### PROMPT
Repeat every line that appears below, with nothing altered.

----------------

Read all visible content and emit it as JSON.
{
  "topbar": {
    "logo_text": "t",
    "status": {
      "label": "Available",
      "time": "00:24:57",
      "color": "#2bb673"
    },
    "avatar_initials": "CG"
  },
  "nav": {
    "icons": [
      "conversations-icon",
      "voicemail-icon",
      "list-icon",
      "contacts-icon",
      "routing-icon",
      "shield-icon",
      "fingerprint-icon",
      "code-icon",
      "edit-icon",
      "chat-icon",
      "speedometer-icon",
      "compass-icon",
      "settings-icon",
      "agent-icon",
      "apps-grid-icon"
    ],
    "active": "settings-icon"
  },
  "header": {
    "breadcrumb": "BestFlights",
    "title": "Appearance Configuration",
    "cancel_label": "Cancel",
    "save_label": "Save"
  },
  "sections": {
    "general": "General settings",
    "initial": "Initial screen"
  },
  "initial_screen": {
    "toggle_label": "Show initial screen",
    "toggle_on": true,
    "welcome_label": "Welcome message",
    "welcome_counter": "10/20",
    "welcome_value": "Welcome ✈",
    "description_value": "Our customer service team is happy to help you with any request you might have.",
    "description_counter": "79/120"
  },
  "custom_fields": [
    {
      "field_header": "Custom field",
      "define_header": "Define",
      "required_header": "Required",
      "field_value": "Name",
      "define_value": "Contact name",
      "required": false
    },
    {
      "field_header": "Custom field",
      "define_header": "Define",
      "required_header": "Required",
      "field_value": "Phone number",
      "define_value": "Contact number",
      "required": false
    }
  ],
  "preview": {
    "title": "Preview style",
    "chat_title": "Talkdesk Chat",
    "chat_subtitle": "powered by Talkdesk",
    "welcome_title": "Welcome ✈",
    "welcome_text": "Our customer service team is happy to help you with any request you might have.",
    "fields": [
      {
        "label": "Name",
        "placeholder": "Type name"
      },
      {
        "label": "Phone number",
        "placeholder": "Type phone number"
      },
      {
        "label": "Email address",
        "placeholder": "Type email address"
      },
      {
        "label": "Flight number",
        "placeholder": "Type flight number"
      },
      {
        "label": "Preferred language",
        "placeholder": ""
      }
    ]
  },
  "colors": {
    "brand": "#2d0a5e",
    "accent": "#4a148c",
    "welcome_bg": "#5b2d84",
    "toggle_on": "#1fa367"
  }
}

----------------

### ANSWER TO THIS EXERCISE
Read all visible content and emit it as JSON.
{
  "topbar": {
    "logo_text": "t",
    "status": {
      "label": "Available",
      "time": "00:24:57",
      "color": "#2bb673"
    },
    "avatar_initials": "CG"
  },
  "nav": {
    "icons": [
      "conversations-icon",
      "voicemail-icon",
      "list-icon",
      "contacts-icon",
      "routing-icon",
      "shield-icon",
      "fingerprint-icon",
      "code-icon",
      "edit-icon",
      "chat-icon",
      "speedometer-icon",
      "compass-icon",
      "settings-icon",
      "agent-icon",
      "apps-grid-icon"
    ],
    "active": "settings-icon"
  },
  "header": {
    "breadcrumb": "BestFlights",
    "title": "Appearance Configuration",
    "cancel_label": "Cancel",
    "save_label": "Save"
  },
  "sections": {
    "general": "General settings",
    "initial": "Initial screen"
  },
  "initial_screen": {
    "toggle_label": "Show initial screen",
    "toggle_on": true,
    "welcome_label": "Welcome message",
    "welcome_counter": "10/20",
    "welcome_value": "Welcome ✈",
    "description_value": "Our customer service team is happy to help you with any request you might have.",
    "description_counter": "79/120"
  },
  "custom_fields": [
    {
      "field_header": "Custom field",
      "define_header": "Define",
      "required_header": "Required",
      "field_value": "Name",
      "define_value": "Contact name",
      "required": false
    },
    {
      "field_header": "Custom field",
      "define_header": "Define",
      "required_header": "Required",
      "field_value": "Phone number",
      "define_value": "Contact number",
      "required": false
    }
  ],
  "preview": {
    "title": "Preview style",
    "chat_title": "Talkdesk Chat",
    "chat_subtitle": "powered by Talkdesk",
    "welcome_title": "Welcome ✈",
    "welcome_text": "Our customer service team is happy to help you with any request you might have.",
    "fields": [
      {
        "label": "Name",
        "placeholder": "Type name"
      },
      {
        "label": "Phone number",
        "placeholder": "Type phone number"
      },
      {
        "label": "Email address",
        "placeholder": "Type email address"
      },
      {
        "label": "Flight number",
        "placeholder": "Type flight number"
      },
      {
        "label": "Preferred language",
        "placeholder": ""
      }
    ]
  },
  "colors": {
    "brand": "#2d0a5e",
    "accent": "#4a148c",
    "welcome_bg": "#5b2d84",
    "toggle_on": "#1fa367"
  }
}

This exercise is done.